The vast majority of the world’s cars are pre-owned, and the sheer amount of money and interest pumping through the used car industry was symbolised in early December by a huge $50m investment made in Malaysia’s used car trading platform. Used cars are big business, and where the market goes, innovation follows. While automation and similar smart technologies were supposed to be the big news stories of 2019, instead, retrofit technology based on making older cars run like the latest digitally active vehicles has taken pride of place. A look at market forces reveals exactly why that is and what technology can be expected in the coming years.
Ease of purchase
According to green news website Green Car Congress, the most recently available figures show that used car sales outsold new by 2 to 1 throughout 2018. Furthermore, this trend was predicted to continue in 2019 and beyond. A big reason for this pattern of sales, money constraints on purchasers aside, is the amount of information made available via smart tech. When someone purchases a car today, they have a plethora of resources available to them that can provide in-depth detail on the car, the manufacturer, and the level of innovation in any given model. Comparison and review websites will collate information from across industry sources in order to give the full picture to any prospective buyer. As a result, the ease of purchase is increased.
With these easy sales comes natural interest from innovators. If consumers are finding it easier and quicker to pick up a bargain that outperforms new models, why develop for those newer models? This has extended to the likes of dashcams and black boxes, but also to exciting new technology such as Ghost. Ghost is an automation platform that the company owners promise will be able to retrofit to vehicles and command their systems. This development clearly indicates the appetite of innovators to cater for the used area of the market.
Converting combustion to green technologies
Automation is, in modern terms, a relatively simple retrofit. Far more ambitious, yet still achievable, is the Transition-One plan to convert cars from combustion engines into electric vehicles. This sounds outlandish but is completely achievable for the sum of $5,600 – which is quite low given the amount of technology invested into every electric engine and the potential savings to be made by conversion.

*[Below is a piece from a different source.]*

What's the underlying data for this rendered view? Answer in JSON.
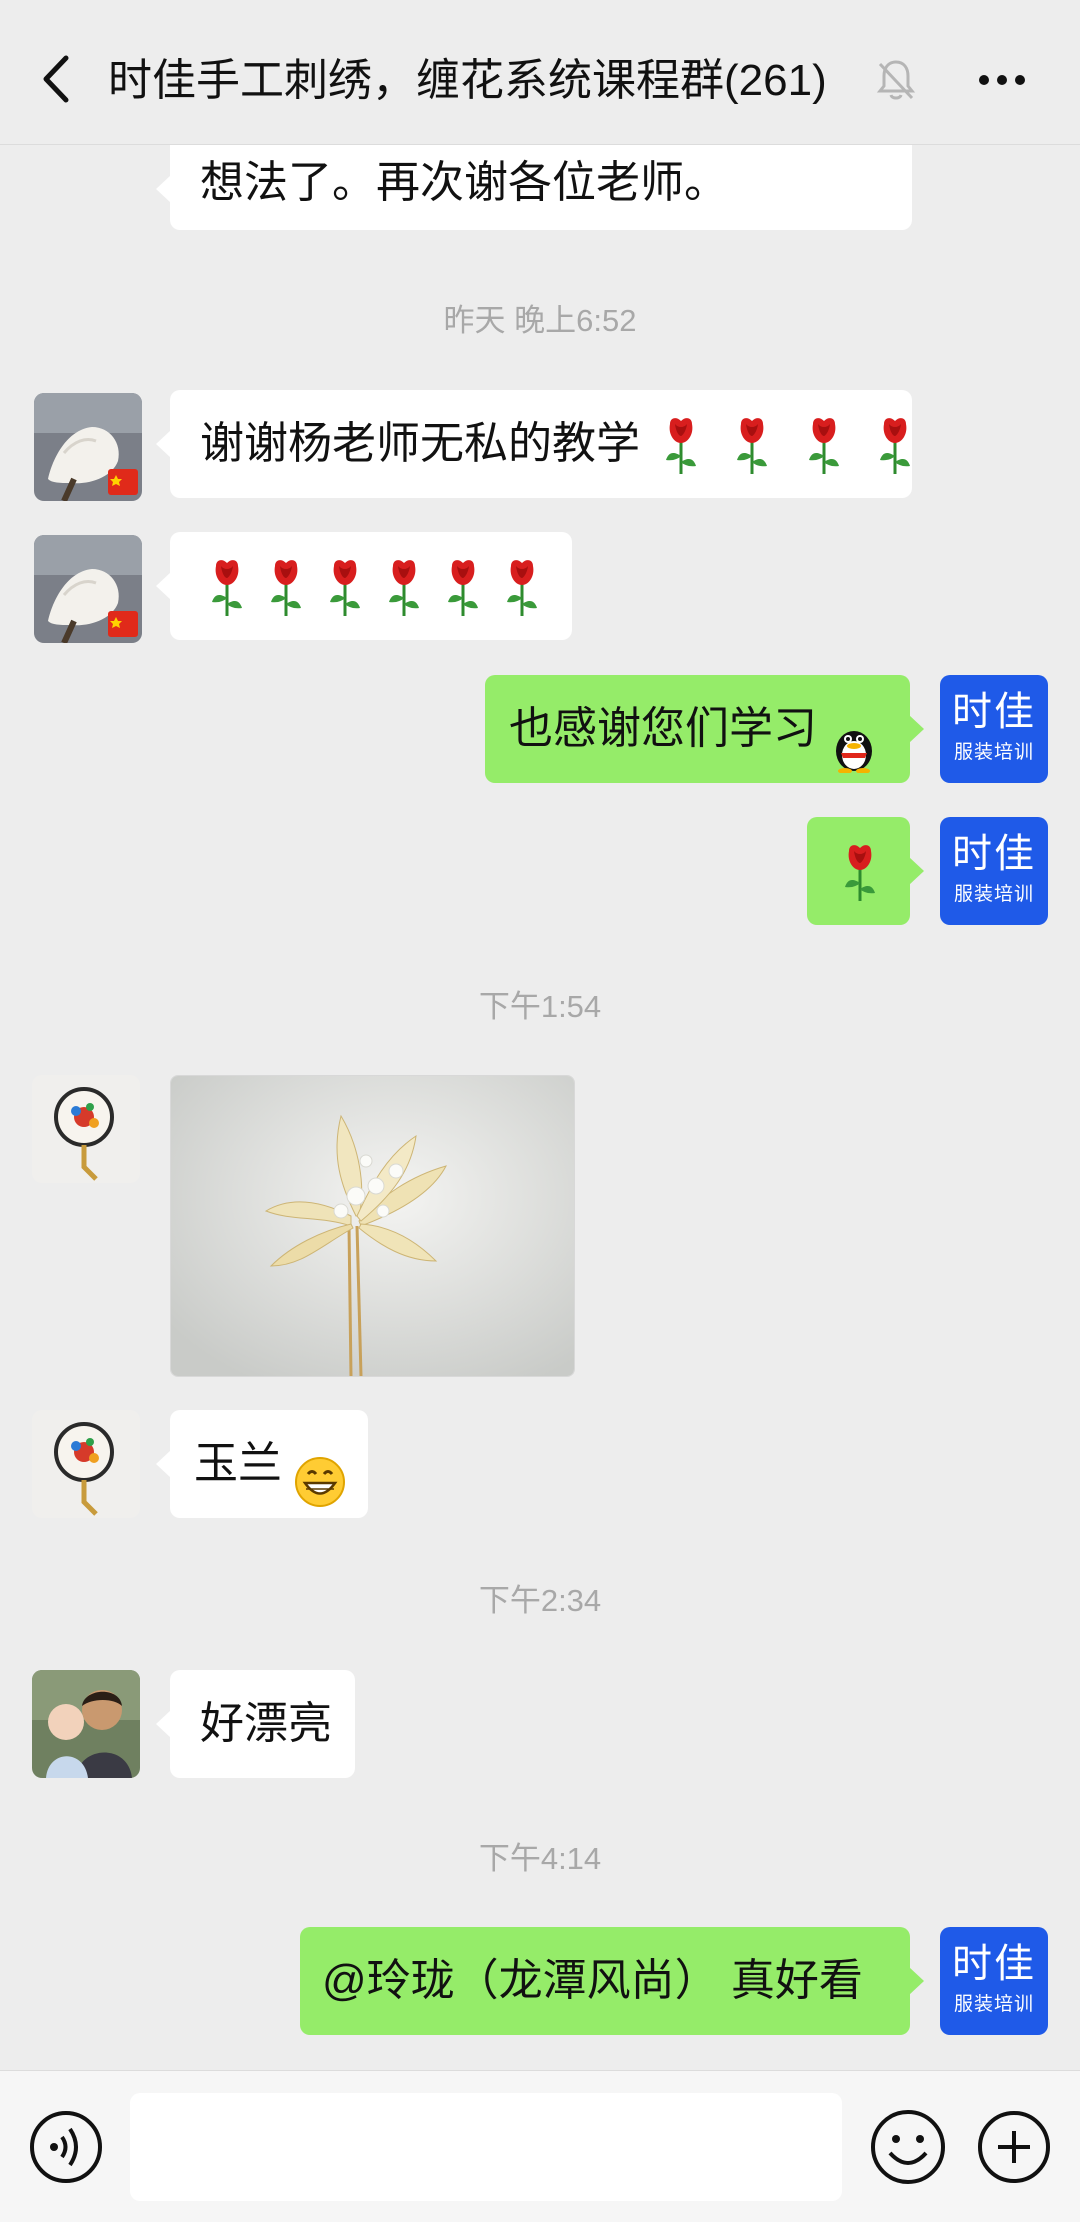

This technology isn’t new by any stretch of the imagination. Digital Trends notes that vintage cars have long been retrofitted with electric drivers to make them roadworthy according to modern-day regulation. However, these have always been seen as niche jobs that are for specialised workshops.
The offer Transition-One have made is wholesale and can be applied to nearly any vehicle. In the long term, they are seeking to open a factory that will take older cars in as a matter of business and retrofit them for general sale on the used car market – again, another sign of the relevance of used cars and how they are continuing to shape the innovation landscape.
Older technology, new processes
As well as updating drivers to new, modern technology, there are engineers out there looking to simply make improvements to older, combustion engine based tech. In Europe, Automotive News Europe reports that Mercedes is offering to replace the exhaust filters and engines of certain older diesel vehicles. A response to the new diesel legislation moving through European Union legislative bodies, it also illustrates the amount and types of combustion vehicles in Europe that need this type of adaptation to keep up with climate change-focused technological improvements.
Automotive News Europe has noted one unique aspect of this story – whereas car manufacturers previously focused on asking people to simply buy new, more efficient cars, consumer lobby groups have successfully petitioned these auto houses to instead offer improvements. As a result, they have had to directly innovate to create these technological improvements. This again shows the interest in the consumer market for innovating towards better-used vehicles, and away from the creation of carbon-pumping new vehicles. If even the big car manufacturers are on board, this signals positively for the overall health of the market and the chances for used cars to receive even more research.
Having a used car doesn’t mean you’re on the opposite end of the new tech scale. Quite the opposite, you will instead be placed right at the heart of innovation. A huge market of used cars exists globally, and innovators have rightly seen that they simply can’t ignore the fact; as a result, some of the most exciting and creative new technology being released every year is directed straight towards the cars that most people would put on the scrapheap in favour of new tech.